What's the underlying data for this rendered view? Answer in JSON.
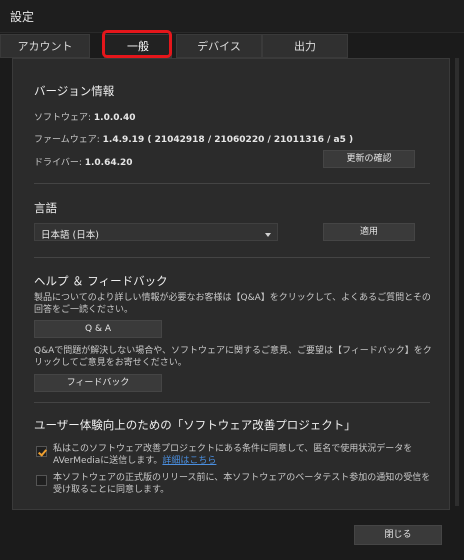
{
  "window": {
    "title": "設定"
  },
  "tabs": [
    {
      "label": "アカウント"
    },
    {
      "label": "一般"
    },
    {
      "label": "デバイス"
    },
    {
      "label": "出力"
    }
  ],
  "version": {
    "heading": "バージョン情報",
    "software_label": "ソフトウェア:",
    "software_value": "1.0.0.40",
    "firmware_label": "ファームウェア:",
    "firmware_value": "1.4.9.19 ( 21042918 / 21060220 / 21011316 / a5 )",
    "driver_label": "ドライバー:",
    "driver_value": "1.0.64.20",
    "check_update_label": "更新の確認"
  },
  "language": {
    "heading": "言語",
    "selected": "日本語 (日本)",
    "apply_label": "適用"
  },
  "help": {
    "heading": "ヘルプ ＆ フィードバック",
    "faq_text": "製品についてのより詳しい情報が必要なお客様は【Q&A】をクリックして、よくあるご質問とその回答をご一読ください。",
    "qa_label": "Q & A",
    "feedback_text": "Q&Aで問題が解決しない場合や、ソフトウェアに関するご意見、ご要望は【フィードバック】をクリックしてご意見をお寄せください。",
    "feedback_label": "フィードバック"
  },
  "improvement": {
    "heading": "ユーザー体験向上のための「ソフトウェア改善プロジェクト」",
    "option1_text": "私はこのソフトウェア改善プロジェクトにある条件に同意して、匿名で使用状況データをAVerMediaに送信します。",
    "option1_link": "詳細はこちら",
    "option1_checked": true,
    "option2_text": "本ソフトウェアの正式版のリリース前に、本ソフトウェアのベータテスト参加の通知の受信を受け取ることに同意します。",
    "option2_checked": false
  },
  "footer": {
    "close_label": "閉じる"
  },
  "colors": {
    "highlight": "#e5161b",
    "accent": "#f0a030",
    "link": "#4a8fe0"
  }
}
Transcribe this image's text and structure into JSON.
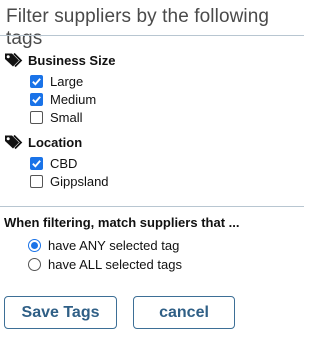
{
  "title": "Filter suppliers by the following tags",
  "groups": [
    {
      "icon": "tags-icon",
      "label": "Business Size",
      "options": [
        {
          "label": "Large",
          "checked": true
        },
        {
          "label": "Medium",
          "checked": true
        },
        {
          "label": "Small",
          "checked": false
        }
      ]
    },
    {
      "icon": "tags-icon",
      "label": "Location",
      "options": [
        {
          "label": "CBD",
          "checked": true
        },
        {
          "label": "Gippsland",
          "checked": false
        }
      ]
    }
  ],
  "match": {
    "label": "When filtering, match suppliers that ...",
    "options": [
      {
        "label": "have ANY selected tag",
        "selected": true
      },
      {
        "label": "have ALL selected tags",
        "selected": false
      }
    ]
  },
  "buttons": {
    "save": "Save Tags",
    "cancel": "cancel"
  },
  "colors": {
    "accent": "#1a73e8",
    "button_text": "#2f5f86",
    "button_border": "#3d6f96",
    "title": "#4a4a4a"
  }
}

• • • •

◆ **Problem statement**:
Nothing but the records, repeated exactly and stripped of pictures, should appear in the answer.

◆ **Written answer**:
What's the underlying data for this rendered view? Answer in JSON.
{
  "window": {
    "title": "設定"
  },
  "tabs": [
    {
      "label": "アカウント"
    },
    {
      "label": "一般"
    },
    {
      "label": "デバイス"
    },
    {
      "label": "出力"
    }
  ],
  "version": {
    "heading": "バージョン情報",
    "software_label": "ソフトウェア:",
    "software_value": "1.0.0.40",
    "firmware_label": "ファームウェア:",
    "firmware_value": "1.4.9.19 ( 21042918 / 21060220 / 21011316 / a5 )",
    "driver_label": "ドライバー:",
    "driver_value": "1.0.64.20",
    "check_update_label": "更新の確認"
  },
  "language": {
    "heading": "言語",
    "selected": "日本語 (日本)",
    "apply_label": "適用"
  },
  "help": {
    "heading": "ヘルプ ＆ フィードバック",
    "faq_text": "製品についてのより詳しい情報が必要なお客様は【Q&A】をクリックして、よくあるご質問とその回答をご一読ください。",
    "qa_label": "Q & A",
    "feedback_text": "Q&Aで問題が解決しない場合や、ソフトウェアに関するご意見、ご要望は【フィードバック】をクリックしてご意見をお寄せください。",
    "feedback_label": "フィードバック"
  },
  "improvement": {
    "heading": "ユーザー体験向上のための「ソフトウェア改善プロジェクト」",
    "option1_text": "私はこのソフトウェア改善プロジェクトにある条件に同意して、匿名で使用状況データをAVerMediaに送信します。",
    "option1_link": "詳細はこちら",
    "option1_checked": true,
    "option2_text": "本ソフトウェアの正式版のリリース前に、本ソフトウェアのベータテスト参加の通知の受信を受け取ることに同意します。",
    "option2_checked": false
  },
  "footer": {
    "close_label": "閉じる"
  },
  "colors": {
    "highlight": "#e5161b",
    "accent": "#f0a030",
    "link": "#4a8fe0"
  }
}
Transcribe this image's text and structure into JSON.
{
  "title": "Filter suppliers by the following tags",
  "groups": [
    {
      "icon": "tags-icon",
      "label": "Business Size",
      "options": [
        {
          "label": "Large",
          "checked": true
        },
        {
          "label": "Medium",
          "checked": true
        },
        {
          "label": "Small",
          "checked": false
        }
      ]
    },
    {
      "icon": "tags-icon",
      "label": "Location",
      "options": [
        {
          "label": "CBD",
          "checked": true
        },
        {
          "label": "Gippsland",
          "checked": false
        }
      ]
    }
  ],
  "match": {
    "label": "When filtering, match suppliers that ...",
    "options": [
      {
        "label": "have ANY selected tag",
        "selected": true
      },
      {
        "label": "have ALL selected tags",
        "selected": false
      }
    ]
  },
  "buttons": {
    "save": "Save Tags",
    "cancel": "cancel"
  },
  "colors": {
    "accent": "#1a73e8",
    "button_text": "#2f5f86",
    "button_border": "#3d6f96",
    "title": "#4a4a4a"
  }
}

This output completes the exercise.